Reading time: 3 mins
Suitable for: Families of secondary-aged children
Money and freedom are closely linked for teenagers, but your teen may not have had much experience with managing their own money before. Teaching them good money habits will be of huge benefit to them in later life, and the earlier your teen is introduced to money management, the better the chance they will adopt good habits.
It might be difficult to guide your teens towards sensible decisions at first, and they may make some mistakes along the way, but there are lots of things you can do to help set them on a good path.
Give them some financial responsibility
From a young age, children can be involved in spending and saving money, such as paying for things in the shops and receiving change back. They enjoy putting coins in piggy banks and getting money for their birthdays and other special events.
As your child gets older, it’s a good idea to give your child more control and responsibility over their own money. Letting them earn some pocket money might be a good way to start, or they may start a part-time job.

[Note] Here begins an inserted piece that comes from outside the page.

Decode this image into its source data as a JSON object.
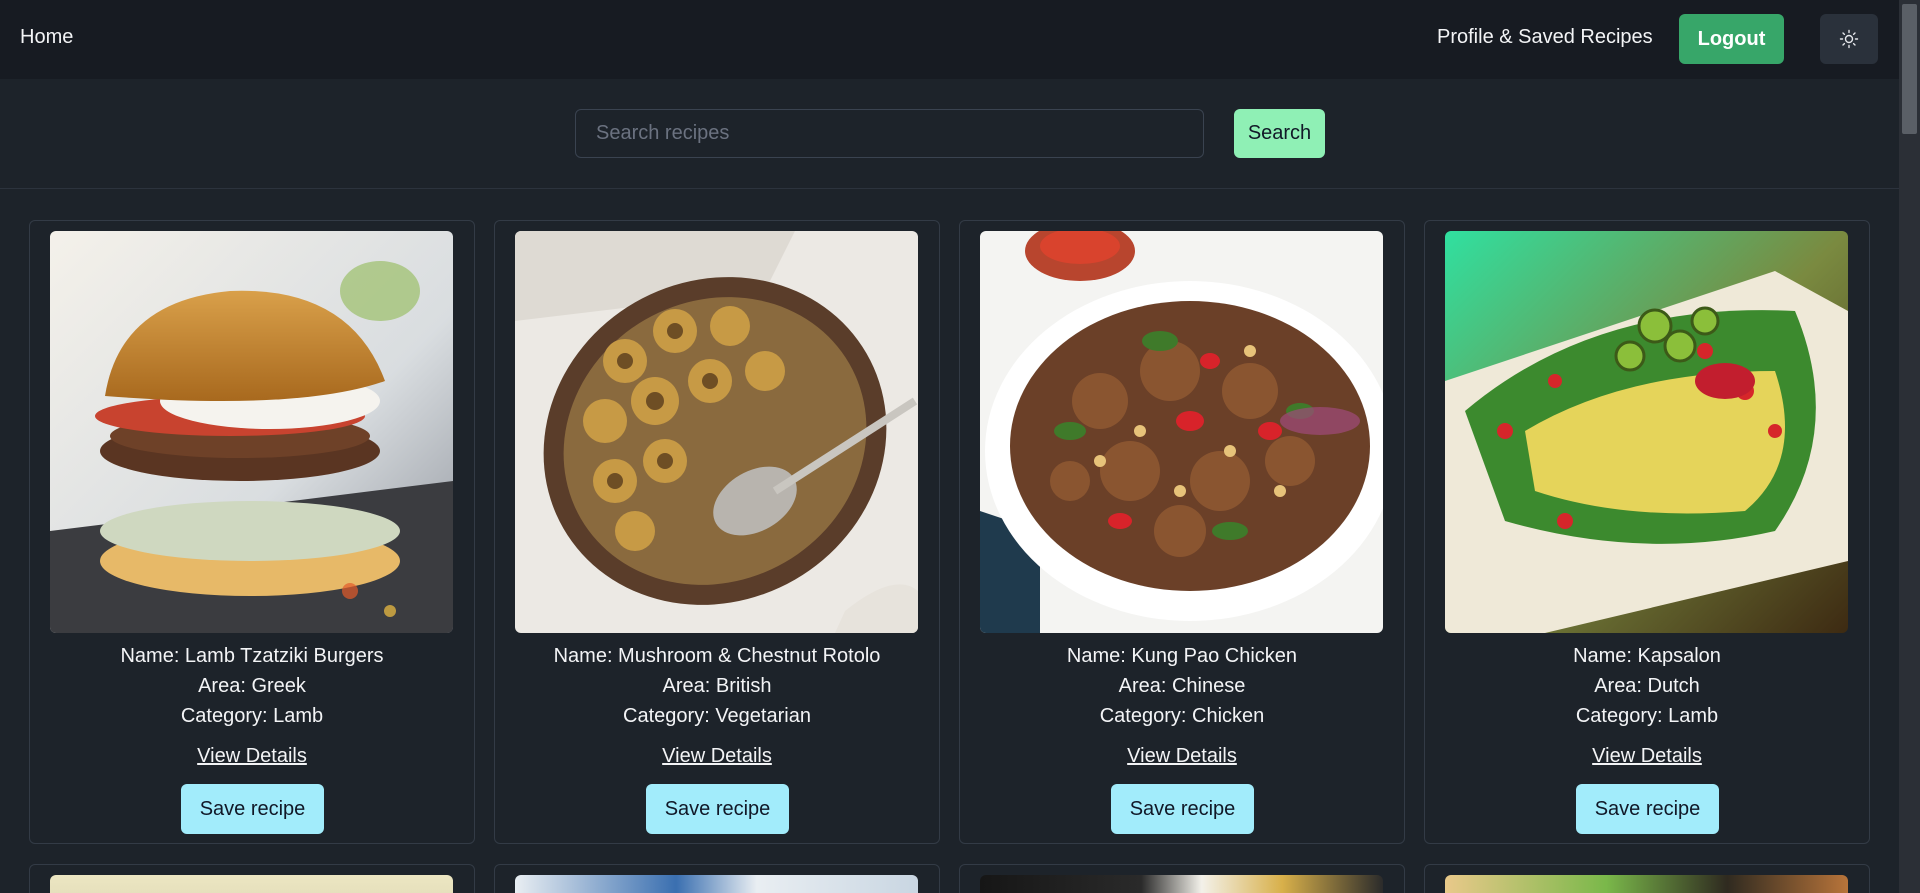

There may be times when they make mistakes or overspend. Avoid the temptation to jump in and fix the problem for them and instead be supportive and help them find their own solutions. Seeing the consequences of making financial mistakes when they are young and managing relatively small amounts of money will help them learn for the future when the amounts may be far greater.
Set a good example
Children learn from observing others, and your teen will start to learn how to manage money by watching you. For example, if they see you saving up to buy something, it is more likely that they will adopt these habits too.